***** INPUT DATA *****

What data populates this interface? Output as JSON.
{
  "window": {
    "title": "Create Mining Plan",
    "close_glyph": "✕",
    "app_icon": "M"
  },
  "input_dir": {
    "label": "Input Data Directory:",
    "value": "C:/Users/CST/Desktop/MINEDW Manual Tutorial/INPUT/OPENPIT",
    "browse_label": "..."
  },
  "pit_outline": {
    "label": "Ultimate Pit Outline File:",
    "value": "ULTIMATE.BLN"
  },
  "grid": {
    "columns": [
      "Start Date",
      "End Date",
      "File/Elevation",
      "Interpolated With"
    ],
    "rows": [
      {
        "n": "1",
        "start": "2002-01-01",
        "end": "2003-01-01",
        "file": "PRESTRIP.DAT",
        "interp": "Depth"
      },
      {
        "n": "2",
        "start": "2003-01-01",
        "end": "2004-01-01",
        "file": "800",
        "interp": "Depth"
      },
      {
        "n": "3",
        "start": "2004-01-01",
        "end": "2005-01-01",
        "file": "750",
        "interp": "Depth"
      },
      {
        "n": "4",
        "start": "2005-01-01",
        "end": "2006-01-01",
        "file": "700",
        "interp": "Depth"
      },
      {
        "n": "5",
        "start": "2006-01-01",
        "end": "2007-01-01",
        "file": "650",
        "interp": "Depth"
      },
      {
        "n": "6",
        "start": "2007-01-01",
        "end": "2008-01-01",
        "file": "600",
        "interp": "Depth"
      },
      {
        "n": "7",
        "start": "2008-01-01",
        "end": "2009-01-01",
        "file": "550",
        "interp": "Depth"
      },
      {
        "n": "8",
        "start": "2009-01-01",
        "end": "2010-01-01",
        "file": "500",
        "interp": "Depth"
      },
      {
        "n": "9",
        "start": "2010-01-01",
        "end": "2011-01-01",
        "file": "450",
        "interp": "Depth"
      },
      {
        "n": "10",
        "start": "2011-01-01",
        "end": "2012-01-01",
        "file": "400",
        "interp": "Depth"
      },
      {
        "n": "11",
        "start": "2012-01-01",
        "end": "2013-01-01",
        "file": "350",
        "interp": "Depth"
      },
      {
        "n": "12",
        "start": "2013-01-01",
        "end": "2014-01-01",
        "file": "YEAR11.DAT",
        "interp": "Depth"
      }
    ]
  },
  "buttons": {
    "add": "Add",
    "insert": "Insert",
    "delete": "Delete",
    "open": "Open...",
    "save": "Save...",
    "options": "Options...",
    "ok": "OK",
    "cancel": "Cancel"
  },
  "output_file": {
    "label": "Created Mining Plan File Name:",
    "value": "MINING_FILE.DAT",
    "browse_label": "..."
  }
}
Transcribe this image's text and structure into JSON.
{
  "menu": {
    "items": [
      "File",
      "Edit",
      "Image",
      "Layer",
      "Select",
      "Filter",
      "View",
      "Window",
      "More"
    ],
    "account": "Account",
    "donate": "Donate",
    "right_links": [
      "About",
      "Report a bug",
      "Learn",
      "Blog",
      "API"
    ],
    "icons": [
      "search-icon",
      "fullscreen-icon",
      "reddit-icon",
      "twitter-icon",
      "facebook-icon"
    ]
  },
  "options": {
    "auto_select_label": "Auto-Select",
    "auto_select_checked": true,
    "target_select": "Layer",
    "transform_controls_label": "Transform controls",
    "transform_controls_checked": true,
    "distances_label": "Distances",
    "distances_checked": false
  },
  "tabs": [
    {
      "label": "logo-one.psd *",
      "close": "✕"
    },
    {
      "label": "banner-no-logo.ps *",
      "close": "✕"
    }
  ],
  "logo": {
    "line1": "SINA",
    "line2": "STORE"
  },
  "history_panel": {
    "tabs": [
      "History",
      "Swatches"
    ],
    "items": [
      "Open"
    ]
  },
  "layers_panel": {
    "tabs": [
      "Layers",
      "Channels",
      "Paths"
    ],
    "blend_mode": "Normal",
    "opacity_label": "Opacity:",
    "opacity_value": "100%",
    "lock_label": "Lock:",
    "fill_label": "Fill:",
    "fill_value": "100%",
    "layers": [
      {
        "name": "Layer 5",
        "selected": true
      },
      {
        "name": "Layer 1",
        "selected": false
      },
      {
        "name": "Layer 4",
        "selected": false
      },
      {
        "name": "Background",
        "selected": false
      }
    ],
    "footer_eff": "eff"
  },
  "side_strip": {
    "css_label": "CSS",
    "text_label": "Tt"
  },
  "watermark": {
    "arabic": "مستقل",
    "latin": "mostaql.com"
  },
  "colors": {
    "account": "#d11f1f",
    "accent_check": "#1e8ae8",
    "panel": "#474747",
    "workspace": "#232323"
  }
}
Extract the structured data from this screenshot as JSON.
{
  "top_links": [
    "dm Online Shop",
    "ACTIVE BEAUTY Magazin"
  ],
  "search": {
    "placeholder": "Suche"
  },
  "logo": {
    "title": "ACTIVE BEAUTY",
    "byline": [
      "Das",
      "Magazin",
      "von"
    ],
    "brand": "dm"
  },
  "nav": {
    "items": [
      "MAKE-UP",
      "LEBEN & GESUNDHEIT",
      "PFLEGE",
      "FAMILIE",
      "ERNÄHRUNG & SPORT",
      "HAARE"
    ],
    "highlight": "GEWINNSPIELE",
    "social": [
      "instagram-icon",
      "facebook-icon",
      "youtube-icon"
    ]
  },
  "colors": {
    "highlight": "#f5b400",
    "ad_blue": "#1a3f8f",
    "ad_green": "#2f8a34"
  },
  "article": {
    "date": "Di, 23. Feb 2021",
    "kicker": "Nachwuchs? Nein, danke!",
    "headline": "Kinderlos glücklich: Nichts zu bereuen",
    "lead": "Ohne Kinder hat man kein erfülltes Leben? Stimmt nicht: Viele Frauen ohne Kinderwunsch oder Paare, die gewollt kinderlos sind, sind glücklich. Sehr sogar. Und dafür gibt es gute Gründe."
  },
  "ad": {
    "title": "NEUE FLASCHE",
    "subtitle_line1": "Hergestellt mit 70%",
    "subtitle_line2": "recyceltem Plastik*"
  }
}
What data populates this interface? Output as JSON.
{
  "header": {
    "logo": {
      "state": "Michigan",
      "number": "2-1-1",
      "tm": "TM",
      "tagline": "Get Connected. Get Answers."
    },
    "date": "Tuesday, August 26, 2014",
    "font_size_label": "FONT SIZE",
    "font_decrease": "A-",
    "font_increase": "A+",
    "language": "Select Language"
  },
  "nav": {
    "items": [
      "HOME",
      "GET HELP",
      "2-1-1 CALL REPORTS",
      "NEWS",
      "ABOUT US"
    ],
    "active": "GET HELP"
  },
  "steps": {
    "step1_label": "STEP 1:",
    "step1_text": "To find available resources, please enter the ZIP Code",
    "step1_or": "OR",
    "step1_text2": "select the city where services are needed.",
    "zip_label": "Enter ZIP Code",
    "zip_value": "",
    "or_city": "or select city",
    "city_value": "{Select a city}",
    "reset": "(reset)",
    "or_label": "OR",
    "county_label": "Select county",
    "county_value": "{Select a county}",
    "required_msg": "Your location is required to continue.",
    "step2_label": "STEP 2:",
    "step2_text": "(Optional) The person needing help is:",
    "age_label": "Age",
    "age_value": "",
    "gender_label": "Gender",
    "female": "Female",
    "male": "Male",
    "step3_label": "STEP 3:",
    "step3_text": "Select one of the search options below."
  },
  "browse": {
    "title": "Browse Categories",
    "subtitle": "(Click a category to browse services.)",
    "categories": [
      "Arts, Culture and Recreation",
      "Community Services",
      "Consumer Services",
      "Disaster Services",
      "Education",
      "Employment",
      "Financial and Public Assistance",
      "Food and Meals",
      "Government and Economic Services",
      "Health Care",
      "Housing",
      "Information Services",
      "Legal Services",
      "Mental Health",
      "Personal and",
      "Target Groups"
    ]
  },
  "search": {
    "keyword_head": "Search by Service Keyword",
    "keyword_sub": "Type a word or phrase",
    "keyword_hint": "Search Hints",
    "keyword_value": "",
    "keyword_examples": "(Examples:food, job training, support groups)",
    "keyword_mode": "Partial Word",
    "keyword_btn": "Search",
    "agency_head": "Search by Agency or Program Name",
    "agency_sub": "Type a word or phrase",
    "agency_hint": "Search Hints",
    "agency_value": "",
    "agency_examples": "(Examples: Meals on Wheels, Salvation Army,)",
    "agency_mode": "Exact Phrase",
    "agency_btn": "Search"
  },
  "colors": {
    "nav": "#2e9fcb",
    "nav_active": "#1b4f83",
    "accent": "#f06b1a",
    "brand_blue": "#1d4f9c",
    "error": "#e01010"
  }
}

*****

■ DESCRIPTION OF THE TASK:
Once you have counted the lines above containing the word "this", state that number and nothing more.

■ RESPONSE AREA:
4